● Dataset extract
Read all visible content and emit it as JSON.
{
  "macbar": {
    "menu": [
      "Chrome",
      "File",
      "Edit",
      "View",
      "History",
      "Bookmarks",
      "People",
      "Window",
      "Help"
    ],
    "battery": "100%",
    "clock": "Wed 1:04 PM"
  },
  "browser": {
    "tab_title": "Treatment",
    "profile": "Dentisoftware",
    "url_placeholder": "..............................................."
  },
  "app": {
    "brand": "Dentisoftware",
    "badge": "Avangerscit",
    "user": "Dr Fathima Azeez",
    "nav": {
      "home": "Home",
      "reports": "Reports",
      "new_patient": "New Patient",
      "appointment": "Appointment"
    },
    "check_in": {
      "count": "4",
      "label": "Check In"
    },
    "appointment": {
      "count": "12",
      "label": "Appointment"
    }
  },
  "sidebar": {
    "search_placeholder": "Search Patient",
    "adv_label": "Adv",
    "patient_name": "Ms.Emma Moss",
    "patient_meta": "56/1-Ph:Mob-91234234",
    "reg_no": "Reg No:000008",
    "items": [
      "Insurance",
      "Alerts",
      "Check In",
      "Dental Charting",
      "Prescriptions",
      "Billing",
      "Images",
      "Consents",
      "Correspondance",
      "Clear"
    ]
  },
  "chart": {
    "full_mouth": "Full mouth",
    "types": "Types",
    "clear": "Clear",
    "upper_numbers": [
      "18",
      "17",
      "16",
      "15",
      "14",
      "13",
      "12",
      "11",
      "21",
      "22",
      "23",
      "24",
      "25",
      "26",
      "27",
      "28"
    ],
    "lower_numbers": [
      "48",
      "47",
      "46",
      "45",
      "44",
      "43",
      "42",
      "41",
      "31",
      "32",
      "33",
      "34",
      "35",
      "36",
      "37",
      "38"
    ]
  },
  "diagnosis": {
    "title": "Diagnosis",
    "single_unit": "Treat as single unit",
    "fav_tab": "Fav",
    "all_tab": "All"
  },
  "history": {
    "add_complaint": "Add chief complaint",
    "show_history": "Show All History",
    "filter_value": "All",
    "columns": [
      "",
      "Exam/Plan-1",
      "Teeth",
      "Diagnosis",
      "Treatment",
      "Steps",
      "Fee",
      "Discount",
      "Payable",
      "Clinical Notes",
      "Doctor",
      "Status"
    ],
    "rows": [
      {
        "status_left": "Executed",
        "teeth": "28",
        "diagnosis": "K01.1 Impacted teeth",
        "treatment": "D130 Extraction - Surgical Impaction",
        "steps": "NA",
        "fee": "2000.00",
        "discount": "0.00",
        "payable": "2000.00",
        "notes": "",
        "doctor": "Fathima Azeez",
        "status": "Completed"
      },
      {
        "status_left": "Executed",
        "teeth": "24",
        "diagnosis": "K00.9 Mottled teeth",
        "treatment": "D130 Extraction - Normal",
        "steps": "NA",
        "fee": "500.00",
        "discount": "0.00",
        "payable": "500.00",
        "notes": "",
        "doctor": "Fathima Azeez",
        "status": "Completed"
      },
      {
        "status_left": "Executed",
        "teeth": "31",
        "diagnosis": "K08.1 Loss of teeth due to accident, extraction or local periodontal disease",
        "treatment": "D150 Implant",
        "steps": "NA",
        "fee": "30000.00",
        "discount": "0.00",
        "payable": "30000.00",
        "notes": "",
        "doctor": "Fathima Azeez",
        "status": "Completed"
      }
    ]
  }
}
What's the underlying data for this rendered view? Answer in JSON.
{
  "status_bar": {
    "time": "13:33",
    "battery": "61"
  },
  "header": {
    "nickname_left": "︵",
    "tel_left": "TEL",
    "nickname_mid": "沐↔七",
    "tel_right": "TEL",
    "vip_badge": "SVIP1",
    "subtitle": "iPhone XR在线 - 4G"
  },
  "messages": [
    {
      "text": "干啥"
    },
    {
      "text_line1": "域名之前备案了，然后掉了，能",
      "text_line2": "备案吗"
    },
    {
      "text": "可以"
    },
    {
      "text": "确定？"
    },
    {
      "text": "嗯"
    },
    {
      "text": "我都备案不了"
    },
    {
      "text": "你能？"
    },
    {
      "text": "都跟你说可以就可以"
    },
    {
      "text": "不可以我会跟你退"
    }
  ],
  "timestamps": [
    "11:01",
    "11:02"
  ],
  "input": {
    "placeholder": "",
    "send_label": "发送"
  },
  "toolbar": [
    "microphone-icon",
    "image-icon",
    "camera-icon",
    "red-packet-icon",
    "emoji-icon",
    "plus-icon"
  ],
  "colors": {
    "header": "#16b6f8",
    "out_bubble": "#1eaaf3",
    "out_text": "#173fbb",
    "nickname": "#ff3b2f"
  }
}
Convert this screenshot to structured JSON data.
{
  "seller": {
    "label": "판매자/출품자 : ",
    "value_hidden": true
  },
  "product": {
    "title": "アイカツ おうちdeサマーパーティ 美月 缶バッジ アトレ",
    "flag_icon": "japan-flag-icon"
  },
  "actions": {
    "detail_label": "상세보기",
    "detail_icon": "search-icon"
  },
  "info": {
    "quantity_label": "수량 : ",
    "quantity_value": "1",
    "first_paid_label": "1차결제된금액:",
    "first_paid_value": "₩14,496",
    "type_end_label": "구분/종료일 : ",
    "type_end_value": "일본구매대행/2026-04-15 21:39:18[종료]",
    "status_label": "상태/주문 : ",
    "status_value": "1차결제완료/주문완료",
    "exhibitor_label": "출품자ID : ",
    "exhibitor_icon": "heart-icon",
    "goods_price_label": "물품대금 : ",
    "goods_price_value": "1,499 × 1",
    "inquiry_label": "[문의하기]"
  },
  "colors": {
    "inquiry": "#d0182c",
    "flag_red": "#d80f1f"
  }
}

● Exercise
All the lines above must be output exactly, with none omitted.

● Your response
Read all visible content and emit it as JSON.
{
  "macbar": {
    "menu": [
      "Chrome",
      "File",
      "Edit",
      "View",
      "History",
      "Bookmarks",
      "People",
      "Window",
      "Help"
    ],
    "battery": "100%",
    "clock": "Wed 1:04 PM"
  },
  "browser": {
    "tab_title": "Treatment",
    "profile": "Dentisoftware",
    "url_placeholder": "..............................................."
  },
  "app": {
    "brand": "Dentisoftware",
    "badge": "Avangerscit",
    "user": "Dr Fathima Azeez",
    "nav": {
      "home": "Home",
      "reports": "Reports",
      "new_patient": "New Patient",
      "appointment": "Appointment"
    },
    "check_in": {
      "count": "4",
      "label": "Check In"
    },
    "appointment": {
      "count": "12",
      "label": "Appointment"
    }
  },
  "sidebar": {
    "search_placeholder": "Search Patient",
    "adv_label": "Adv",
    "patient_name": "Ms.Emma Moss",
    "patient_meta": "56/1-Ph:Mob-91234234",
    "reg_no": "Reg No:000008",
    "items": [
      "Insurance",
      "Alerts",
      "Check In",
      "Dental Charting",
      "Prescriptions",
      "Billing",
      "Images",
      "Consents",
      "Correspondance",
      "Clear"
    ]
  },
  "chart": {
    "full_mouth": "Full mouth",
    "types": "Types",
    "clear": "Clear",
    "upper_numbers": [
      "18",
      "17",
      "16",
      "15",
      "14",
      "13",
      "12",
      "11",
      "21",
      "22",
      "23",
      "24",
      "25",
      "26",
      "27",
      "28"
    ],
    "lower_numbers": [
      "48",
      "47",
      "46",
      "45",
      "44",
      "43",
      "42",
      "41",
      "31",
      "32",
      "33",
      "34",
      "35",
      "36",
      "37",
      "38"
    ]
  },
  "diagnosis": {
    "title": "Diagnosis",
    "single_unit": "Treat as single unit",
    "fav_tab": "Fav",
    "all_tab": "All"
  },
  "history": {
    "add_complaint": "Add chief complaint",
    "show_history": "Show All History",
    "filter_value": "All",
    "columns": [
      "",
      "Exam/Plan-1",
      "Teeth",
      "Diagnosis",
      "Treatment",
      "Steps",
      "Fee",
      "Discount",
      "Payable",
      "Clinical Notes",
      "Doctor",
      "Status"
    ],
    "rows": [
      {
        "status_left": "Executed",
        "teeth": "28",
        "diagnosis": "K01.1 Impacted teeth",
        "treatment": "D130 Extraction - Surgical Impaction",
        "steps": "NA",
        "fee": "2000.00",
        "discount": "0.00",
        "payable": "2000.00",
        "notes": "",
        "doctor": "Fathima Azeez",
        "status": "Completed"
      },
      {
        "status_left": "Executed",
        "teeth": "24",
        "diagnosis": "K00.9 Mottled teeth",
        "treatment": "D130 Extraction - Normal",
        "steps": "NA",
        "fee": "500.00",
        "discount": "0.00",
        "payable": "500.00",
        "notes": "",
        "doctor": "Fathima Azeez",
        "status": "Completed"
      },
      {
        "status_left": "Executed",
        "teeth": "31",
        "diagnosis": "K08.1 Loss of teeth due to accident, extraction or local periodontal disease",
        "treatment": "D150 Implant",
        "steps": "NA",
        "fee": "30000.00",
        "discount": "0.00",
        "payable": "30000.00",
        "notes": "",
        "doctor": "Fathima Azeez",
        "status": "Completed"
      }
    ]
  }
}
What's the underlying data for this rendered view? Answer in JSON.
{
  "status_bar": {
    "time": "13:33",
    "battery": "61"
  },
  "header": {
    "nickname_left": "︵",
    "tel_left": "TEL",
    "nickname_mid": "沐↔七",
    "tel_right": "TEL",
    "vip_badge": "SVIP1",
    "subtitle": "iPhone XR在线 - 4G"
  },
  "messages": [
    {
      "text": "干啥"
    },
    {
      "text_line1": "域名之前备案了，然后掉了，能",
      "text_line2": "备案吗"
    },
    {
      "text": "可以"
    },
    {
      "text": "确定？"
    },
    {
      "text": "嗯"
    },
    {
      "text": "我都备案不了"
    },
    {
      "text": "你能？"
    },
    {
      "text": "都跟你说可以就可以"
    },
    {
      "text": "不可以我会跟你退"
    }
  ],
  "timestamps": [
    "11:01",
    "11:02"
  ],
  "input": {
    "placeholder": "",
    "send_label": "发送"
  },
  "toolbar": [
    "microphone-icon",
    "image-icon",
    "camera-icon",
    "red-packet-icon",
    "emoji-icon",
    "plus-icon"
  ],
  "colors": {
    "header": "#16b6f8",
    "out_bubble": "#1eaaf3",
    "out_text": "#173fbb",
    "nickname": "#ff3b2f"
  }
}
Convert this screenshot to structured JSON data.
{
  "seller": {
    "label": "판매자/출품자 : ",
    "value_hidden": true
  },
  "product": {
    "title": "アイカツ おうちdeサマーパーティ 美月 缶バッジ アトレ",
    "flag_icon": "japan-flag-icon"
  },
  "actions": {
    "detail_label": "상세보기",
    "detail_icon": "search-icon"
  },
  "info": {
    "quantity_label": "수량 : ",
    "quantity_value": "1",
    "first_paid_label": "1차결제된금액:",
    "first_paid_value": "₩14,496",
    "type_end_label": "구분/종료일 : ",
    "type_end_value": "일본구매대행/2026-04-15 21:39:18[종료]",
    "status_label": "상태/주문 : ",
    "status_value": "1차결제완료/주문완료",
    "exhibitor_label": "출품자ID : ",
    "exhibitor_icon": "heart-icon",
    "goods_price_label": "물품대금 : ",
    "goods_price_value": "1,499 × 1",
    "inquiry_label": "[문의하기]"
  },
  "colors": {
    "inquiry": "#d0182c",
    "flag_red": "#d80f1f"
  }
}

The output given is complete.